A group of conservation advocates has asked the federal judge to not allow the lithium exploration project on the border of Ash Meadows National Wildlife Refuge in Southern Nevada. This motion for a preliminary injunction was filed after a group sued the US Bureau of Land Management earlier after approving the project.
The need for an environmental review of the project has not been officially announced as of now. Hence, the Centre for Biological Diversity and the local non-profit Amargosa Conservancy filed the motion for a preliminary injunction in U.S. District Court in Las Vegas.
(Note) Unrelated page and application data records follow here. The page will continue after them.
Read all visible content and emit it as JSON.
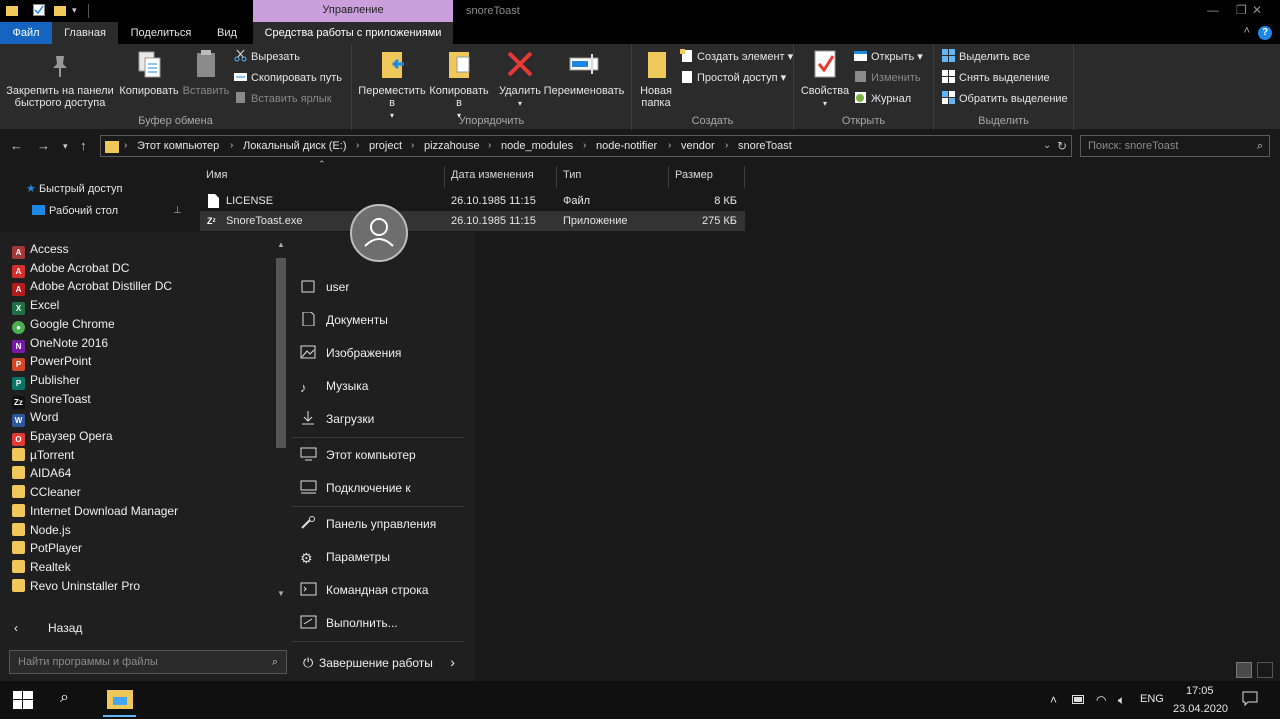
{
  "titlebar": {
    "manage_tab": "Управление",
    "title": "snoreToast",
    "minimize": "—",
    "maximize": "❐",
    "close": "✕"
  },
  "tabs": {
    "file": "Файл",
    "home": "Главная",
    "share": "Поделиться",
    "view": "Вид",
    "app_tools": "Средства работы с приложениями"
  },
  "ribbon": {
    "clipboard": {
      "label": "Буфер обмена",
      "pin": "Закрепить на панели быстрого доступа",
      "copy": "Копировать",
      "paste": "Вставить",
      "cut": "Вырезать",
      "copy_path": "Скопировать путь",
      "paste_shortcut": "Вставить ярлык"
    },
    "organize": {
      "label": "Упорядочить",
      "move_to": "Переместить в",
      "copy_to": "Копировать в",
      "delete": "Удалить",
      "rename": "Переименовать"
    },
    "new": {
      "label": "Создать",
      "new_folder": "Новая папка",
      "new_item": "Создать элемент",
      "easy_access": "Простой доступ"
    },
    "open": {
      "label": "Открыть",
      "properties": "Свойства",
      "open": "Открыть",
      "edit": "Изменить",
      "history": "Журнал"
    },
    "select": {
      "label": "Выделить",
      "select_all": "Выделить все",
      "select_none": "Снять выделение",
      "invert": "Обратить выделение"
    }
  },
  "address": {
    "crumbs": [
      "Этот компьютер",
      "Локальный диск (E:)",
      "project",
      "pizzahouse",
      "node_modules",
      "node-notifier",
      "vendor",
      "snoreToast"
    ],
    "search_placeholder": "Поиск: snoreToast"
  },
  "navpane": {
    "quick_access": "Быстрый доступ",
    "desktop": "Рабочий стол"
  },
  "columns": {
    "name": "Имя",
    "date": "Дата изменения",
    "type": "Тип",
    "size": "Размер"
  },
  "files": [
    {
      "name": "LICENSE",
      "date": "26.10.1985 11:15",
      "type": "Файл",
      "size": "8 КБ"
    },
    {
      "name": "SnoreToast.exe",
      "date": "26.10.1985 11:15",
      "type": "Приложение",
      "size": "275 КБ"
    }
  ],
  "startmenu": {
    "apps": [
      {
        "name": "Access",
        "icon": "access-icon",
        "color": "#a4373a",
        "glyph": "A"
      },
      {
        "name": "Adobe Acrobat DC",
        "icon": "acrobat-icon",
        "color": "#d32f2f",
        "glyph": "A"
      },
      {
        "name": "Adobe Acrobat Distiller DC",
        "icon": "distiller-icon",
        "color": "#b71c1c",
        "glyph": "A"
      },
      {
        "name": "Excel",
        "icon": "excel-icon",
        "color": "#1e7145",
        "glyph": "X"
      },
      {
        "name": "Google Chrome",
        "icon": "chrome-icon",
        "color": "#4caf50",
        "glyph": "●"
      },
      {
        "name": "OneNote 2016",
        "icon": "onenote-icon",
        "color": "#7719aa",
        "glyph": "N"
      },
      {
        "name": "PowerPoint",
        "icon": "powerpoint-icon",
        "color": "#d24726",
        "glyph": "P"
      },
      {
        "name": "Publisher",
        "icon": "publisher-icon",
        "color": "#077568",
        "glyph": "P"
      },
      {
        "name": "SnoreToast",
        "icon": "snoretoast-icon",
        "color": "#111111",
        "glyph": "Zz"
      },
      {
        "name": "Word",
        "icon": "word-icon",
        "color": "#2b579a",
        "glyph": "W"
      },
      {
        "name": "Браузер Opera",
        "icon": "opera-icon",
        "color": "#e53935",
        "glyph": "O"
      },
      {
        "name": "µTorrent",
        "icon": "folder-icon",
        "color": "#f0c85a",
        "glyph": ""
      },
      {
        "name": "AIDA64",
        "icon": "folder-icon",
        "color": "#f0c85a",
        "glyph": ""
      },
      {
        "name": "CCleaner",
        "icon": "folder-icon",
        "color": "#f0c85a",
        "glyph": ""
      },
      {
        "name": "Internet Download Manager",
        "icon": "folder-icon",
        "color": "#f0c85a",
        "glyph": ""
      },
      {
        "name": "Node.js",
        "icon": "folder-icon",
        "color": "#f0c85a",
        "glyph": ""
      },
      {
        "name": "PotPlayer",
        "icon": "folder-icon",
        "color": "#f0c85a",
        "glyph": ""
      },
      {
        "name": "Realtek",
        "icon": "folder-icon",
        "color": "#f0c85a",
        "glyph": ""
      },
      {
        "name": "Revo Uninstaller Pro",
        "icon": "folder-icon",
        "color": "#f0c85a",
        "glyph": ""
      }
    ],
    "back": "Назад",
    "search_placeholder": "Найти программы и файлы",
    "places": {
      "user": "user",
      "documents": "Документы",
      "pictures": "Изображения",
      "music": "Музыка",
      "downloads": "Загрузки",
      "computer": "Этот компьютер",
      "connect": "Подключение к",
      "control_panel": "Панель управления",
      "settings": "Параметры",
      "cmd": "Командная строка",
      "run": "Выполнить...",
      "shutdown": "Завершение работы"
    }
  },
  "taskbar": {
    "lang": "ENG",
    "time": "17:05",
    "date": "23.04.2020"
  }
}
Mason Voehl, executive director of the Amargosa Conservancy, said, “Rover’s drilling project risks everything we and our community hold dear at Ash Meadows. We have no choice but to seek this urgent legal remedy to halt the drill rigs before the unthinkable happens.”
Rover Metals, a Canadian mining company, plans to begin drilling at its Let’s Go Lithium Project within a couple of weeks, risking irreparable harm to the abundant desert springs at Ash Meadows and threatening the numerous species of wildlife they support.
A fourth-generation Amargosa Basin resident, Susan Sorrells, who owns the nearby small community of Shoshone Village, also joined as a party to the suit. The great-grandfather of Sorrells’s,” Ralph Fairbanks”, owned a ranch at Ash Meadows in the early 20th century. Fairbanks Spring provides habitat for endangered species in the refuge and is threatened by Rover’s drilling. Sarah Sorrells has oriented her businesses in Shoshone around ecotourism and single-handedly rescued the endangered Shoshone pupfish from extinction. She joined the motion to block Rover’s drilling project to protect her businesses and home.
The motion for preliminary injunction includes expert testimony from a hydrologist and a fish biologist that details the irreparable harm to Ash Meadows and the endangered species that live in the area if Rover is permitted to begin drilling. The lawsuit says the BLM failed to conduct any environmental analysis or consult with the U.S. Fish and Wildlife Service about potential harm to endangered species.
Patrick Donnelly, Great Basin director at the Centre for Biological Diversity, says “The science is clear. Rover’s project threatens to destroy endangered species habitat in a protected wildlife refuge. Instead of requiring environmental analysis of the inevitable harms this project will cause, federal officials rubber-stamped a Canadian mining company trashing our beloved national wildlife refuge. We won’t let them get away with it.”